Responding to a Business Report media enquiry on Monday, FRA CEO Reggie Sibiya said appeals could take from six to 12 months, or years, as could be seen in this case where the appeal was lodged in 2021, and to date there was no outcome.

“This judgment will ensure that construction does not happen until the affected retailers have exhausted all their legal rights in opposing new to industry sites that will ultimately collapse their volumes and thus render them unviable,” Sibiya said.

“This judgment will promote the Petroleum Products Act (PPA) 2B objectives which the minister has been working against over the years, primarily section 2B(2)(a) which states the DMRE (Department of Mineral Resources and Energy) must promote an efficient retailing petroleum industry.

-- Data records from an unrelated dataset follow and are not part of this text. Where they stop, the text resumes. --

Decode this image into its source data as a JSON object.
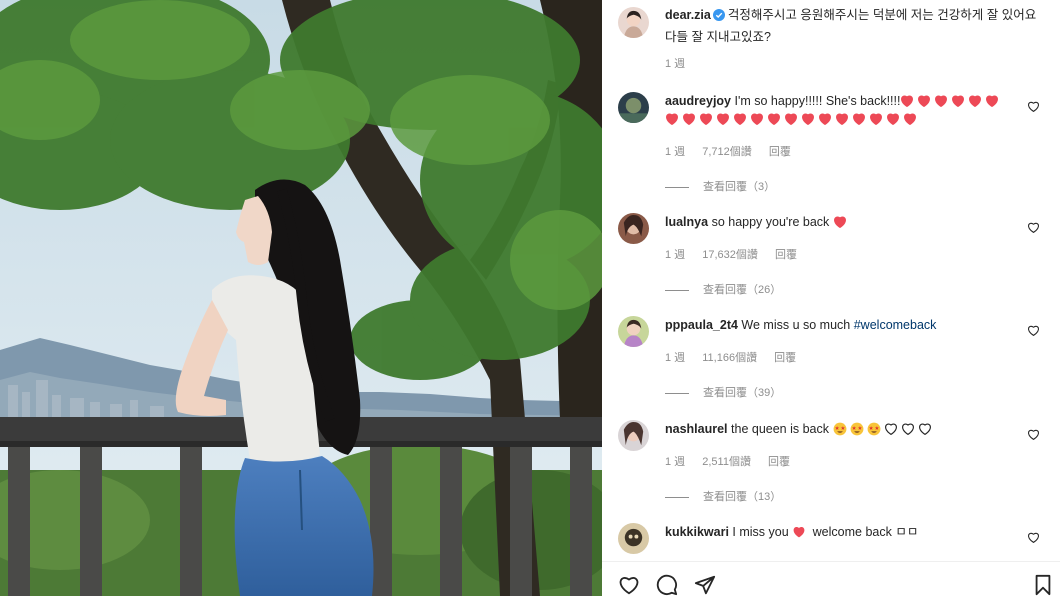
{
  "post": {
    "author": "dear.zia",
    "caption": "걱정해주시고 응원해주시는 덕분에 저는 건강하게 잘 있어요 다들 잘 지내고있죠?",
    "age": "1 週",
    "verified_icon": "verified-badge-icon",
    "accent_color": "#3897f0"
  },
  "comments": [
    {
      "username": "aaudreyjoy",
      "text": "I'm so happy!!!!! She's back!!!!",
      "emoji_hearts": 21,
      "age": "1 週",
      "likes": "7,712個讚",
      "reply": "回覆",
      "view_replies": "查看回覆（3）"
    },
    {
      "username": "lualnya",
      "text": "so happy you're back",
      "emoji_hearts": 1,
      "age": "1 週",
      "likes": "17,632個讚",
      "reply": "回覆",
      "view_replies": "查看回覆（26）"
    },
    {
      "username": "pppaula_2t4",
      "text": "We miss u so much",
      "hashtag": "#welcomeback",
      "age": "1 週",
      "likes": "11,166個讚",
      "reply": "回覆",
      "view_replies": "查看回覆（39）"
    },
    {
      "username": "nashlaurel",
      "text": "the queen is back",
      "emoji_faces": 3,
      "emoji_outline_hearts": 3,
      "age": "1 週",
      "likes": "2,511個讚",
      "reply": "回覆",
      "view_replies": "查看回覆（13）"
    },
    {
      "username": "kukkikwari",
      "text": "I miss you",
      "text_after": "welcome back ㅁㅁ"
    }
  ],
  "action_icons": [
    "heart-outline-icon",
    "comment-icon",
    "share-icon",
    "bookmark-icon"
  ],
  "colors": {
    "heart_red": "#ed4956",
    "muted": "#8e8e8e",
    "text": "#262626"
  }
}
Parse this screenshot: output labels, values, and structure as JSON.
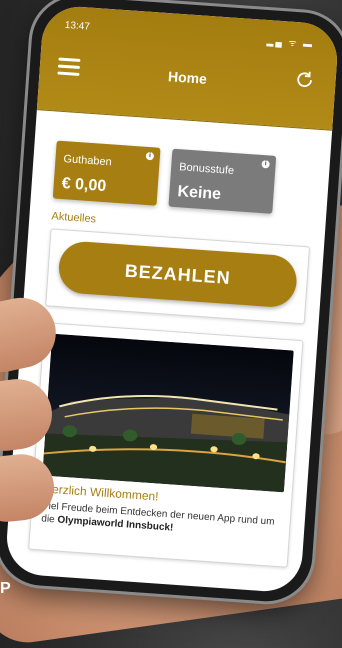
{
  "statusbar": {
    "time": "13:47",
    "icons": "▂▄ ᯤ ▬"
  },
  "header": {
    "title": "Home"
  },
  "tiles": [
    {
      "label": "Guthaben",
      "value": "€ 0,00"
    },
    {
      "label": "Bonusstufe",
      "value": "Keine"
    }
  ],
  "section": {
    "label": "Aktuelles"
  },
  "pay_button": {
    "label": "BEZAHLEN"
  },
  "news": {
    "title": "Herzlich Willkommen!",
    "text": "Viel Freude beim Entdecken der neuen App rund um die",
    "bold": "Olympiaworld Innsbuck!"
  },
  "corner_text": "P",
  "colors": {
    "brand": "#a77e12",
    "tile_grey": "#7b7b7b"
  }
}
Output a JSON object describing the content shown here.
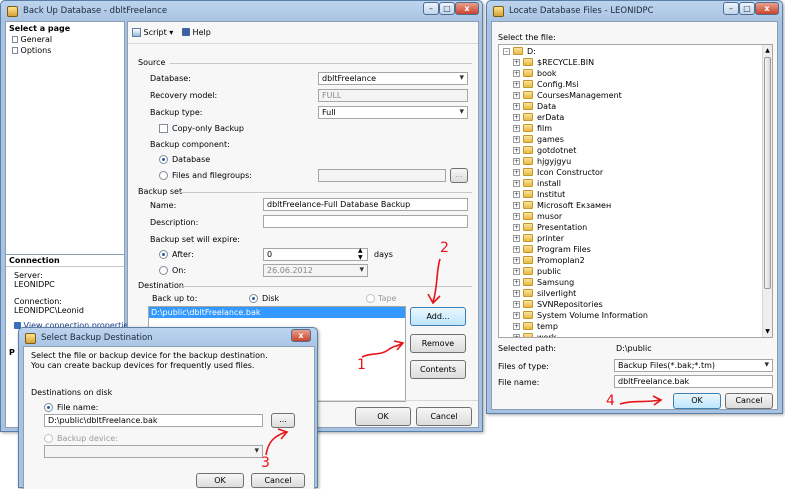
{
  "backup": {
    "title": "Back Up Database - dbltFreelance",
    "select_page": "Select a page",
    "pages": [
      "General",
      "Options"
    ],
    "toolbar": {
      "script": "Script",
      "help": "Help"
    },
    "source": {
      "heading": "Source",
      "database_label": "Database:",
      "database_value": "dbltFreelance",
      "recovery_label": "Recovery model:",
      "recovery_value": "FULL",
      "type_label": "Backup type:",
      "type_value": "Full",
      "copy_only": "Copy-only Backup",
      "component_label": "Backup component:",
      "component_database": "Database",
      "component_files": "Files and filegroups:",
      "browse": "..."
    },
    "backup_set": {
      "heading": "Backup set",
      "name_label": "Name:",
      "name_value": "dbltFreelance-Full Database Backup",
      "desc_label": "Description:",
      "expire_label": "Backup set will expire:",
      "after_label": "After:",
      "after_value": "0",
      "days": "days",
      "on_label": "On:",
      "on_value": "26.06.2012"
    },
    "destination": {
      "heading": "Destination",
      "backup_to": "Back up to:",
      "disk": "Disk",
      "tape": "Tape",
      "path": "D:\\public\\dbltFreelance.bak",
      "add": "Add...",
      "remove": "Remove",
      "contents": "Contents"
    },
    "connection": {
      "heading": "Connection",
      "server_label": "Server:",
      "server_value": "LEONIDPC",
      "conn_label": "Connection:",
      "conn_value": "LEONIDPC\\Leonid",
      "view_props": "View connection properties",
      "progress_letter": "P"
    },
    "ok": "OK",
    "cancel": "Cancel"
  },
  "select_dest": {
    "title": "Select Backup Destination",
    "description": "Select the file or backup device for the backup destination. You can create backup devices for frequently used files.",
    "dest_label": "Destinations on disk",
    "file_name_label": "File name:",
    "file_name_value": "D:\\public\\dbltFreelance.bak",
    "browse": "...",
    "device_label": "Backup device:",
    "ok": "OK",
    "cancel": "Cancel"
  },
  "locate": {
    "title": "Locate Database Files - LEONIDPC",
    "select_file": "Select the file:",
    "root": "D:",
    "folders": [
      "$RECYCLE.BIN",
      "book",
      "Config.Msi",
      "CoursesManagement",
      "Data",
      "erData",
      "film",
      "games",
      "gotdotnet",
      "hjgyjgyu",
      "Icon Constructor",
      "install",
      "Institut",
      "Microsoft Екзамен",
      "musor",
      "Presentation",
      "printer",
      "Program Files",
      "Promoplan2",
      "public",
      "Samsung",
      "silverlight",
      "SVNRepositories",
      "System Volume Information",
      "temp",
      "work"
    ],
    "selected_path_label": "Selected path:",
    "selected_path_value": "D:\\public",
    "files_type_label": "Files of type:",
    "files_type_value": "Backup Files(*.bak;*.tm)",
    "file_name_label": "File name:",
    "file_name_value": "dbltFreelance.bak",
    "ok": "OK",
    "cancel": "Cancel"
  },
  "annotations": [
    "1",
    "2",
    "3",
    "4"
  ],
  "colors": {
    "annotation": "#e8141a",
    "title_bar": "#a7c2e2",
    "selection": "#3399ff"
  }
}
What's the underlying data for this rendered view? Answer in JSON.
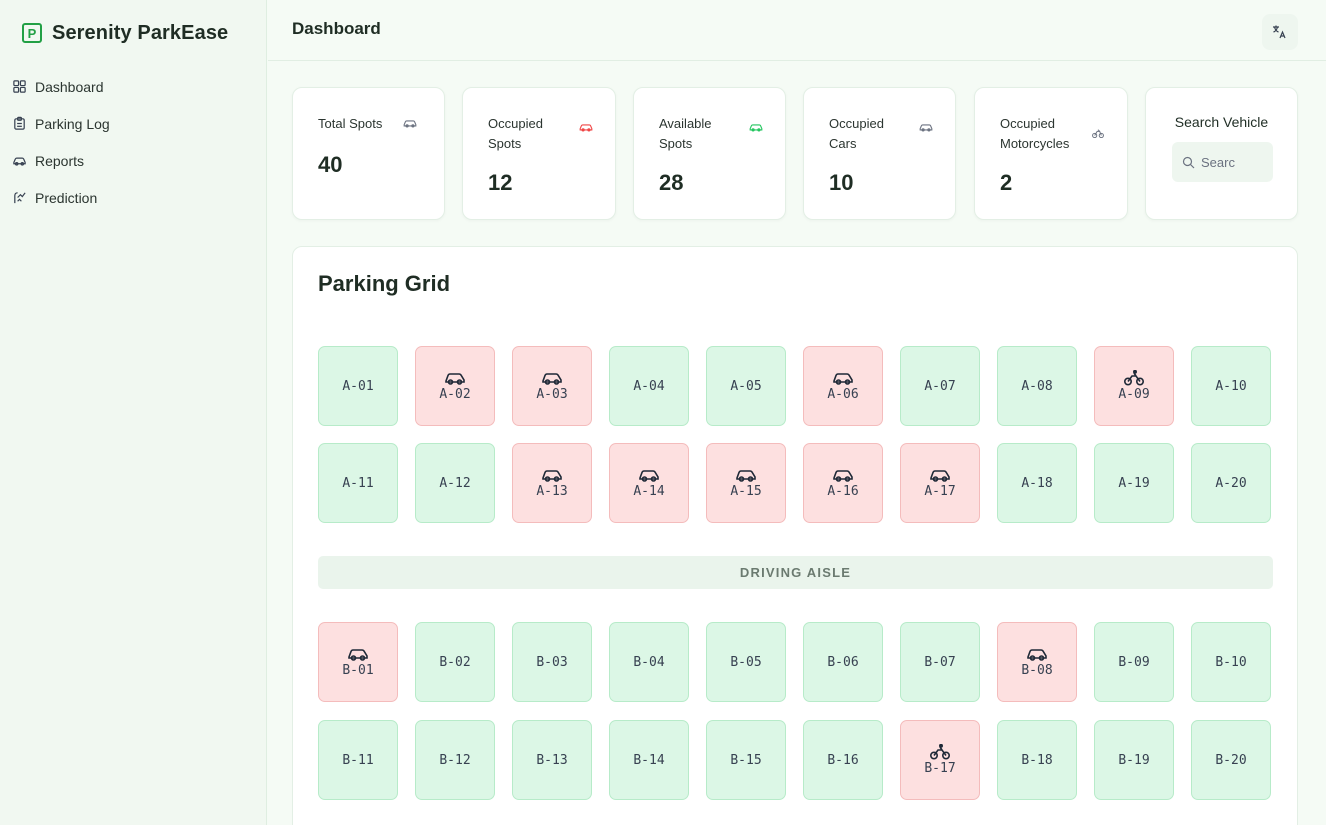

It’s clear the mushrooming of service stations was counter-productive and was leading to a collapse in the industry.”

According to the SCA, the four appellants were holders of site and retail licences issued to them under the Petroleum Products Act 120 of 1977 (the Act) and operate three outlets in the central business district of Matatiele, where petroleum products were sold or offered for sale to customers.

These outlets were said to be near to each other.

“During May 2019 the third respondent made an application to the third respondent (the Controller) for a site licence and the fourth respondent applied for a retail licence (applications for site and retail licences) to enable them to operate an additional outlet in Matatiele,” it said.

The appellants lodged an objection against the granting of the site and retail licences to the respondents, contending that an additional retailer in Matatiele would ‘cannibalise’ the sales of the existing retailers and be contrary to the statutory requirements of efficacy and economic viability.

Despite the objection, the Controller was satisfied that the respondents’ applications met the requirements of the act and the Regulations regarding Petroleum Products Site and Retail Licences (the regulations) and informed the respondents that their applications were successful.

The Controller issued the site and retail licences to the respondents on March 8, 2021.

The FRA said it would ensure that the minister of mineral resources adhered to the legislated time frames of 90 days in adjudicating over appeals as per the SCA judgment in the Gensinger and Neave CC & Others v Minister of Department of Mineral Resources and Energy.

Sibiya said the industry should intensify the call for a review of the PPA and the promulgation of the draft retail and site licence guidelines as per the order of the High Court in 2014 which had not happened to date.

He said they hoped this court judgment would give a sense of urgency in the department in taking decisions on these critical issues that could destroy the industry.

Sibiya said this judgment ensured that all affected parties were not prejudiced and as such it was much welcomed.

The DMRE was not immediately available for comment on its next course of action on the matter.